              In a privsep daemon, you may also have a spawner process that primarily has the job of creating processes that do the work; that process needs very little permissions to work, but the workers may need to do more.

              It’s not a panacea, but it makes your attacker’s life a lot harder, and makes it possible to ratchet down permissions far more tightly.

    19. 3

      Anyone know if any of those “archive software for a million years and have it still usable for whatever species digs it up” efforts have ever considered Wireworld as an aggressively minimal CPU implementation? It might be a bit too minimal, but it’s probably the only thing Turing complete thing I’ve seen simpler than Conway’s Life.

      Hmm, I wonder if one could write a compiler to compile arbitrary programs to Wireworld “hardware”…

      1. 2

        I was at a computing history museum at the same venue as the 2023 vintage computer fest and showed the people running the museum wireworld, and they asked the same question. :) They also said gosh, maybe we should be using Wireworld as a starting point to teach the basis of composable computing components to people with no prior experience. Which was pretty neat to hear people whose efforts are to teach people exactly those topics get excited about that same idea!

      2. 1

        Is it really simpler than game of life? Both are istropic 2D cellular automata, but wireworld has 4 states whereas life has only 2.
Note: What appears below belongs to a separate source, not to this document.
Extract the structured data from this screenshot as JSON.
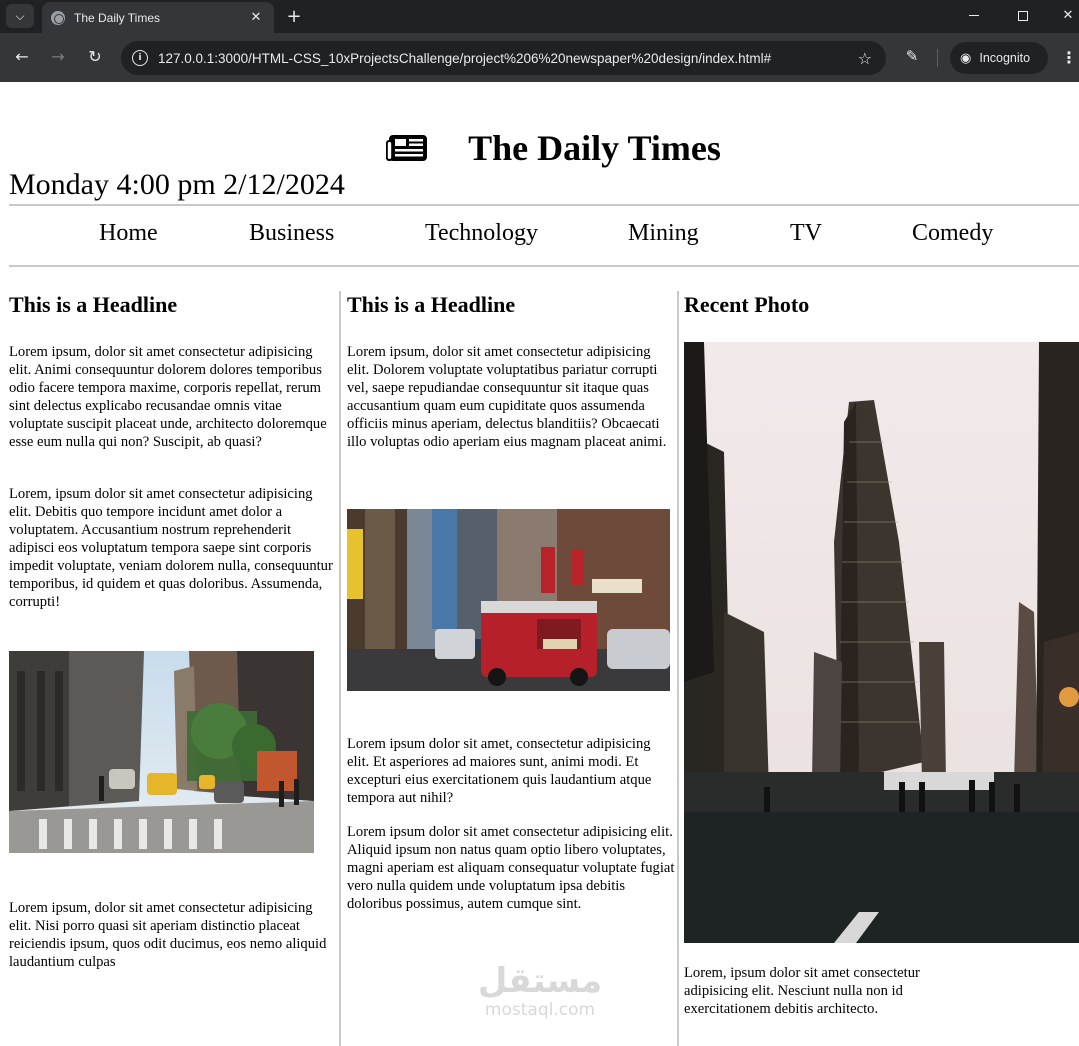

        If you’re going for absolute minimalism, maybe Rule 110 is an idea. It’s a 1D, 2-state cellular automaton and makes some pretty pictures.

        1. 2

          I’m not sure minimalism in the rule set is the right thing to optimize for. The proof that rule 110 is Turing complete is very involved – It’s sort of as if complexity was removed from the automata and moved into the “interpretation” of what a particular state means.

          Wireworld seems to be in a nice space where the automata is both simple and “obviously” Turing complete.

          1. 1

            Idk about “obviously”, but certainly “more trivially” in that the proof is pretty small and/or slots into other common proofs. More or less just make a Wireworld NAND gate and say “ok you see where I’m going with this”.

    20. 17

      Is this just wrapping ancient POSIX APIs, generally regarded as awful, in WASM? If so, that’s kind of sad, i.e. we’ll have to live with these APIs for another few decades.

      1. 18

        That was my reaction as well. With WASM, we have a rare opportunity to build a platform that breaks legacy and provides clean abstractions that weren’t designed for single-core minicomputers, so let’s take advantage of this by directly porting the worst ideas from that world. Oh, and let’s make absolutely share that we don’t think about security at all when we do it. No thanks.

      2. 10

        Yes, this is the “Worse is Better” to the Bytecode Alliance’s “The Right Thing”.

        They are faster to the market, but also I feel like everybody whose problem looks like “I want to run legacy Linux applications in a lightweight sandbox without source modifications” is already well-served by the container ecosystem.

        1. 1

          Yeah it’s a misguided attempt to make containers from scratch.

      3. 9

        This is not a Bytecode alliance protocol, so it’s just low quality fragmentation on their part. No one else is going to support it. Also, that company is generally malicious.

        1. 6

          I disagree. It’s exactly the kind of poorly designed nonsense that solves immediate problems (how do I run this program that assumes a Linux host in a WASM environment without any porting) and creates massive amounts of technical debt along the way that usually succeeds in the market.

          1. 4

            As a previous insider, I assure you companies are not very interested in running stuff in wasm. The only interest that existed (back then at least) was from the cryptocurrency hype which has since died. This stuff adds so much tech complexity which no sane person would choose over running containers.

            Also, this implementation in particular is written by a guy with no programming/engineering background (look him up) so this technical debt you say may pile up too fast. Company’s a clown show.

      4. 3

        I am especially saddened by inclusion of proc_fork. Have we learned nothing?